_What you are asked to do_
What you return should be the lines of the data containing "JSON", each in full.

_Extracted data_
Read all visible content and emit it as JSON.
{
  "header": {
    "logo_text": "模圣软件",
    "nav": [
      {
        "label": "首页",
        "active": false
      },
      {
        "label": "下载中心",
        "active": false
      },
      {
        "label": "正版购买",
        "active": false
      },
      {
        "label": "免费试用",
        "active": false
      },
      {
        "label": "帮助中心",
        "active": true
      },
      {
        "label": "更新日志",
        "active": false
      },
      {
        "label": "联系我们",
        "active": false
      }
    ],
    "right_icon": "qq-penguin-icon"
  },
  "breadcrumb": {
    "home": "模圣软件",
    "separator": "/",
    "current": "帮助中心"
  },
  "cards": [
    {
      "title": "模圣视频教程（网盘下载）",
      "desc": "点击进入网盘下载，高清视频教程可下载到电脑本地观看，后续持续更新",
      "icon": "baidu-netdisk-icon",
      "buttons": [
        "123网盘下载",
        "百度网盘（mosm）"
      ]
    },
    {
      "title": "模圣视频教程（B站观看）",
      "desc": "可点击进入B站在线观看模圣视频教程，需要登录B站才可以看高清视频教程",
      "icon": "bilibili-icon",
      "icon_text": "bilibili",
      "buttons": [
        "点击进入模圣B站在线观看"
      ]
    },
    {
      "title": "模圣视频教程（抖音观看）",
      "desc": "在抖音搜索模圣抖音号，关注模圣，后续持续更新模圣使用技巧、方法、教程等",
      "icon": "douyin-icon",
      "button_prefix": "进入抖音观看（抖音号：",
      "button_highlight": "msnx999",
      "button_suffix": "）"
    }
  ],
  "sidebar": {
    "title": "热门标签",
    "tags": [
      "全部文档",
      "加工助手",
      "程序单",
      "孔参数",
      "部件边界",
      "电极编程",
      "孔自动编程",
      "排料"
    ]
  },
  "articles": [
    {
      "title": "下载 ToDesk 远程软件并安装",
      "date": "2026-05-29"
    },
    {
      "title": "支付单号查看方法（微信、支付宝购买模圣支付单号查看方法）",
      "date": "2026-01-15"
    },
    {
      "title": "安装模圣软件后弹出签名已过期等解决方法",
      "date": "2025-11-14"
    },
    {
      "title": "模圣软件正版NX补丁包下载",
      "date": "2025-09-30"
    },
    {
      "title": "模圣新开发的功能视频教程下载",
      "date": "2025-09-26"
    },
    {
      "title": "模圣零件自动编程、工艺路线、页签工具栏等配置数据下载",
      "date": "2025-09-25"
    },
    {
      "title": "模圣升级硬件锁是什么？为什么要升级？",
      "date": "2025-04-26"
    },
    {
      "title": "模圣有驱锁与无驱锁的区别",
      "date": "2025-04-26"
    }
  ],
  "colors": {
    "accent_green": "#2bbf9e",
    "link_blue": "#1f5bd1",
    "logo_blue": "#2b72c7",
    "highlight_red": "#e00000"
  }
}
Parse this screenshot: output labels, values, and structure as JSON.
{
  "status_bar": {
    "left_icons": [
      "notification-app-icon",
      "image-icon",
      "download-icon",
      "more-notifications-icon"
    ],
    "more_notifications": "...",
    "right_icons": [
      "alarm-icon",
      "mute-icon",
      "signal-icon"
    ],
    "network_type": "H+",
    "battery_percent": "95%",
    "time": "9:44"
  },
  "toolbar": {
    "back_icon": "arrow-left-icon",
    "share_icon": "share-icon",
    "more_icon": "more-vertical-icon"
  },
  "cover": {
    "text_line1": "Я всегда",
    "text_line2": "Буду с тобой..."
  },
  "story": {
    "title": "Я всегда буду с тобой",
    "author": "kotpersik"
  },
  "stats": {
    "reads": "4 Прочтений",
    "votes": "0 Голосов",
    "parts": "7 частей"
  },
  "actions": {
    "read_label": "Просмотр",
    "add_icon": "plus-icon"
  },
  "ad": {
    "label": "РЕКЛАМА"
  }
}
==
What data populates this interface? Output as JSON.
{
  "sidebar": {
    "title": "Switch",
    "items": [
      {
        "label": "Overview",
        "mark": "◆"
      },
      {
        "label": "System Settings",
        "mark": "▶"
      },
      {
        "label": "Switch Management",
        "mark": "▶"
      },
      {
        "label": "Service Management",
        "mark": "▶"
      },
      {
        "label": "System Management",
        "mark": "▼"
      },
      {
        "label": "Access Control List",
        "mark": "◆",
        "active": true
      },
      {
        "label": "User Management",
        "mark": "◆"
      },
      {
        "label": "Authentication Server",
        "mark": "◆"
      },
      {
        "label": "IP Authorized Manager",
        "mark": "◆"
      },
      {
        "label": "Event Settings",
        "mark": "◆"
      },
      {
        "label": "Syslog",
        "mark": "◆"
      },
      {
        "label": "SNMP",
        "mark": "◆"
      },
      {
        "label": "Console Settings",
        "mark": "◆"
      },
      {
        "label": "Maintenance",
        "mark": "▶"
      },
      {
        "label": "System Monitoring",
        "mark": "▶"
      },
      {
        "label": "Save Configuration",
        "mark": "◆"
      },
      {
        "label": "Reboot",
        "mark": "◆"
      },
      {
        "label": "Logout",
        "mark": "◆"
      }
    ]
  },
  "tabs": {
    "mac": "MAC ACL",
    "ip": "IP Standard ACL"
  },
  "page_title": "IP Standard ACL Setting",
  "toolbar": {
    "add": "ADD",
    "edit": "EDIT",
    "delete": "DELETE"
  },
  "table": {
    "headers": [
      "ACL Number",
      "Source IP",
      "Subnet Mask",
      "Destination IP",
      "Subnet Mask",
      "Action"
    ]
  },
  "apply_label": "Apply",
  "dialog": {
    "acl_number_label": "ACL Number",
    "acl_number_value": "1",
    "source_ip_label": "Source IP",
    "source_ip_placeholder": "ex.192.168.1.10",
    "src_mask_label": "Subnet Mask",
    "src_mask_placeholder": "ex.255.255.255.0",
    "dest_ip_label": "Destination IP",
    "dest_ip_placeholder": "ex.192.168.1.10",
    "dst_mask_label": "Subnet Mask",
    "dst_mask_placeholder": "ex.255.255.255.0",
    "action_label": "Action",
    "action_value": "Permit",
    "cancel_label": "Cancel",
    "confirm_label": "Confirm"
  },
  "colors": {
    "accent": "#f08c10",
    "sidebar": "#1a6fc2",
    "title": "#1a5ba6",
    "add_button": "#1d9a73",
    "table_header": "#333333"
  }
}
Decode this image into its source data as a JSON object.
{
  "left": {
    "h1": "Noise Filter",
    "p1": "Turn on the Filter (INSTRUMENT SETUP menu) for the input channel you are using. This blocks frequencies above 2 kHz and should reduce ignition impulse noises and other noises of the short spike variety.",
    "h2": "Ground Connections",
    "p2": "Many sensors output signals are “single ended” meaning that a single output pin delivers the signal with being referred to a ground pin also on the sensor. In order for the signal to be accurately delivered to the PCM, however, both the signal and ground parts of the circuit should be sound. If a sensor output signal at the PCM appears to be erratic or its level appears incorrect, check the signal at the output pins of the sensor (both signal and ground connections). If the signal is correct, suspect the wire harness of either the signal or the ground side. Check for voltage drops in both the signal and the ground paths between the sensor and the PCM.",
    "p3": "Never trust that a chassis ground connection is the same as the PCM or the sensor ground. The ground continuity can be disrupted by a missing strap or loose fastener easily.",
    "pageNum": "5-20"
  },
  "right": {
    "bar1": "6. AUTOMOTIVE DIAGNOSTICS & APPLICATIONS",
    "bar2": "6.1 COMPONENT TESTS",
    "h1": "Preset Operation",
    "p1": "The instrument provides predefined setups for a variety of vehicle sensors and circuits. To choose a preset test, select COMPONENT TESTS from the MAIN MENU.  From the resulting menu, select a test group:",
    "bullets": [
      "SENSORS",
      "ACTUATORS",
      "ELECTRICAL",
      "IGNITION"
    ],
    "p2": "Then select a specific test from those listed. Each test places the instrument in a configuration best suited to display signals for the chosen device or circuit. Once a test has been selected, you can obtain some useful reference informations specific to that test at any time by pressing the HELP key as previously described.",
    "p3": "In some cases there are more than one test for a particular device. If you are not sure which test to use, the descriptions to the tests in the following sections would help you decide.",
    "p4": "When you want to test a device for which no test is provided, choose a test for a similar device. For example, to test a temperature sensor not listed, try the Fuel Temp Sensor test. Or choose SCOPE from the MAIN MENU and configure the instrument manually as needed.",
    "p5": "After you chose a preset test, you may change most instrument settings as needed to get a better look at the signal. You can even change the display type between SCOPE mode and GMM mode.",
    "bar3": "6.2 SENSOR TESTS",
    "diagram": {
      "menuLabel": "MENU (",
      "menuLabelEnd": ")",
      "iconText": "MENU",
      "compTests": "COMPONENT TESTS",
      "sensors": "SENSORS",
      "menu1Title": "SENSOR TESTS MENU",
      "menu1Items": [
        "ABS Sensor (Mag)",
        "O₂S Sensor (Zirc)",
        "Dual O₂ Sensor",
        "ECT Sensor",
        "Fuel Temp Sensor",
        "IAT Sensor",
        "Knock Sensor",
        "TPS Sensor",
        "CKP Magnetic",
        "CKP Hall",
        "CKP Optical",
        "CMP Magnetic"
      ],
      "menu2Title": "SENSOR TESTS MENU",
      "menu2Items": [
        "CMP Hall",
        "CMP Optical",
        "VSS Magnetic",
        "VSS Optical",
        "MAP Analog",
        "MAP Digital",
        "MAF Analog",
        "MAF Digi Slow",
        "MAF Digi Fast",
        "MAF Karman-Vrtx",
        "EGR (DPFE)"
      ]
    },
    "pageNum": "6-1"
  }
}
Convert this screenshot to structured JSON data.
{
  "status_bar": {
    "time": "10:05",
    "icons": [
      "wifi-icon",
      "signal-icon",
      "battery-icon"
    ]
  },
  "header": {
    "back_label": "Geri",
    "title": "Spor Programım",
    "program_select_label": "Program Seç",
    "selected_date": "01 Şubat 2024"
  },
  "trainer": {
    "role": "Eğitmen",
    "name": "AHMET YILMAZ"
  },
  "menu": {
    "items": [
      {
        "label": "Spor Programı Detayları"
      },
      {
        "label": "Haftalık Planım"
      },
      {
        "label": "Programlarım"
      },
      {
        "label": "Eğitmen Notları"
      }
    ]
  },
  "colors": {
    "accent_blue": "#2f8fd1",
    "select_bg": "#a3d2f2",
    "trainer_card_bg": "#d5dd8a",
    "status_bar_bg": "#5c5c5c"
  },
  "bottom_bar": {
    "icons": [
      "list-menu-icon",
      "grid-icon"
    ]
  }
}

_Exercise answer_
Read all visible content and emit it as JSON.
Parse this screenshot: output labels, values, and structure as JSON.
What data populates this interface? Output as JSON.
Decode this image into its source data as a JSON object.
Convert this screenshot to structured JSON data.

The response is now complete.